Sec. iv. THE NIYA SITE REVISITED 145
area west of the bridge and close to its left bank (see plan, Pl. 6) I found that among the remains
of dead arbours and garden fences half smothered in the sand there survived also ruins of small
structures, N. XLIV. Beyond them and after crossing a well-marked depression adjoining to the
north-west, I came to my surprise upon the remains of a large and remarkably well preserved
vineyard. The panoramic view, Fig. 131, shows most of this interesting ground as viewed from the
south, and its survey, as reproduced in Pl. 6, will help to localize details.
Fringed by tamarisk-cones rising to 4o feet and more above the original ground level there Fenced area.
extends here an oblong open space measuring roughly 26o yards from north-west to south-east
and about 150 yards across. A fence of brushwood strengthened by rough posts, such as is often
found around the yards and dead arbours of ancient dwellings at the Niya Site, once enclosed the
whole area. Its line could be traced all round, except where it lay smothered under the foot of
sand-cones, as it was for the greater part along the north-eastern side.
The northern portion of the fenced space was occupied by a vineyard, edged and here and Ancient
there interspersed with fruit trees, largely apricot, peach, and Eleagnus (jigda). The method of vineyard.
planting the vines could be traced with almost uncanny clearness, and the Niya labourers with me
recognized it at once as the method still in vogue everywhere in the oases of the Khotan region.
The vines were planted in regular rows, as shown by the plan, PI. 6, with about twenty feet
interval between the rows, and along these, quite close to each vine stem, were fixed stout posts,
which once carried the trellis needed for the trailing branches. Where the soil, held together by
the posts and vines, had resisted wind-erosion and still rose to about three feet above the present,
lowered, level of the ground, as seen in Fig. 132 on the right, each vine stem and post was found
almost intact in its place, notwithstanding the lapse of over sixteen centuries. N. XLIV. 01-12
are specimens of wood taken from the vines and fruit trees (apricot, Eleagnus, peach, apple, walnut)

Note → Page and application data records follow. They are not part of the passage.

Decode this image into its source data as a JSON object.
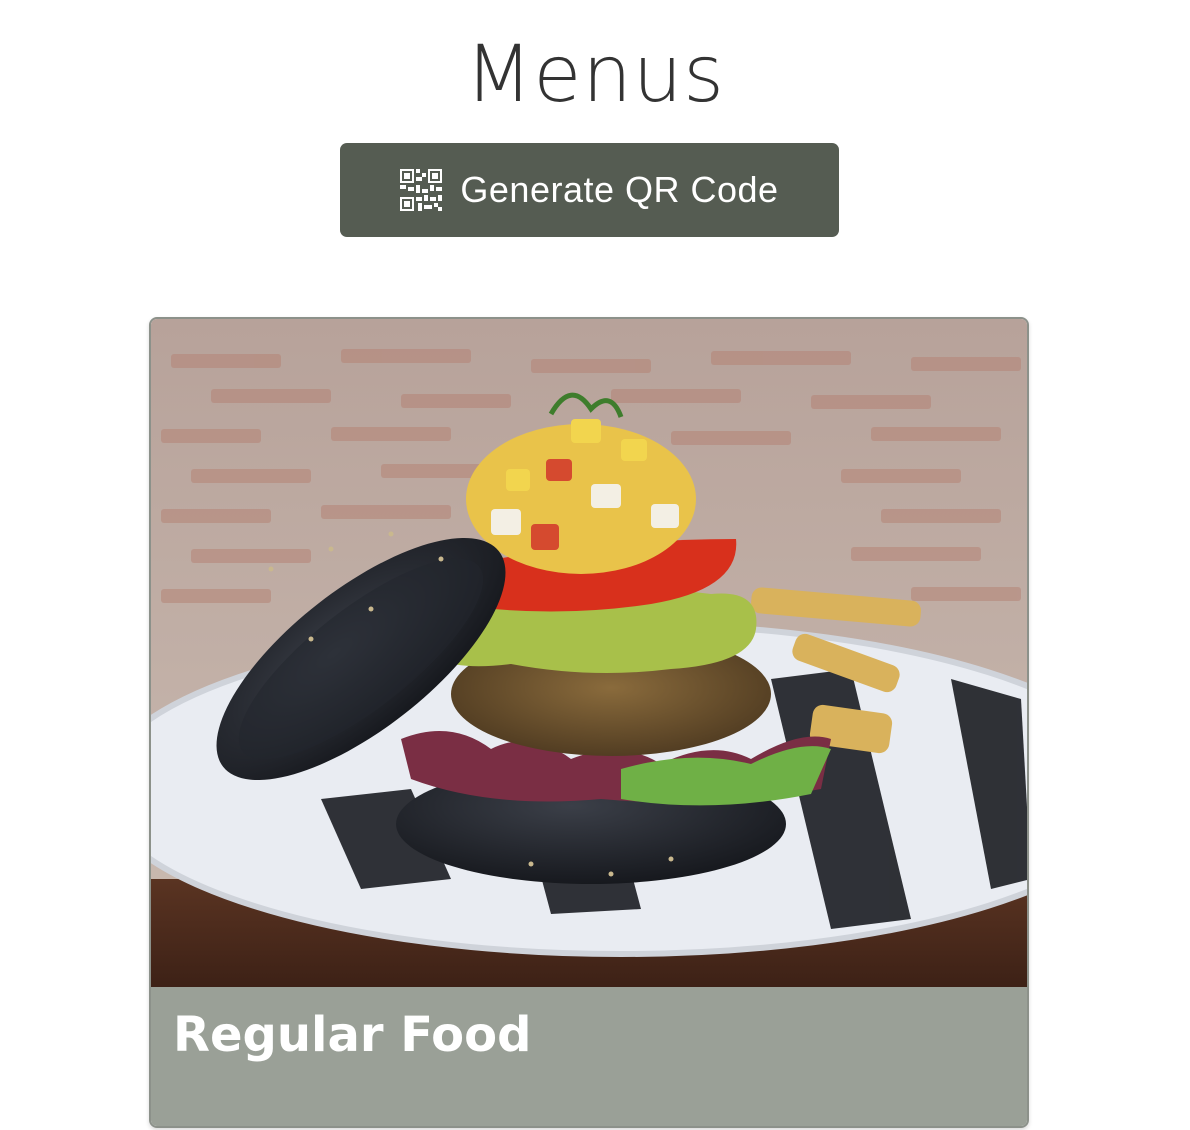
{
  "header": {
    "title": "Menus"
  },
  "actions": {
    "generate_qr_label": "Generate QR Code",
    "generate_qr_icon": "qr-code-icon"
  },
  "menus": [
    {
      "title": "Regular Food",
      "image": "veggie-burger-photo"
    }
  ],
  "colors": {
    "button_bg": "#555c52",
    "card_footer_bg": "#9aa097",
    "title_text": "#333333"
  }
}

To the east of the surviving portion of this ancient vineyard the ground once probably forming Effects of
part of it had been eroded to a depth of about 25 feet. Here a gap in the chain of high tamarisk- wind cones had evidently admitted the powerful winds blowing from the north-east, thus giving them erosion.
a chance of carrying on with exceptional effect their work of slow but unrelenting destruction, which I had so frequently observed in the Lop Desert and elsewhere. The still larger and somewhat deeper depression that the panorama and plan show between the vineyard and the once
fenced arbour and small structures farther south had, as seen from across the dry river-bed on my
first rapid visit, presented the appearance of a large rectangular tank or reservoir. Closer survey
did not furnish evidence confirming this impression ; yet the NW. and SW. sides of the depression,
meeting at what is nearly a right angle, looked curiously straight to the eye.
Immediately to the south-east of it there stretched a long row of dead trees, all cultivated Clearing
poplars (Terek), belonging to an ancient arbour or avenue (Fig. 104). Behind them, splintered of ruined
posts rising above little terraces covered with sand and tangled dead tamarisk growth marked N. xLly.
three or four small ruined structures, N. XLIV. The clearing of them yielded no finds other than
a large quantity of oat straw heaped up in a corner of the rush-wall structure iii, which manifestly
had served as a cattle-shed. The larger walled enclosure to the south-west of it had probably
a similar purpose. The other ruins, i, ii, were those of small habitations built in timber and wattle,
the rooms in which were badly eroded.
On December 16th I moved my camp to the north-west, partly for the purpose of seeing the Clearing of
ground that stretches between the ancient river-bed and the line of ruins previously explored south dwelling
of the Stûpa of the site, and partly in order to bring my labourers nearer to any ruins not already cleared which a small search party sent out three days earlier with Surveyor Muhammad Ya.gûb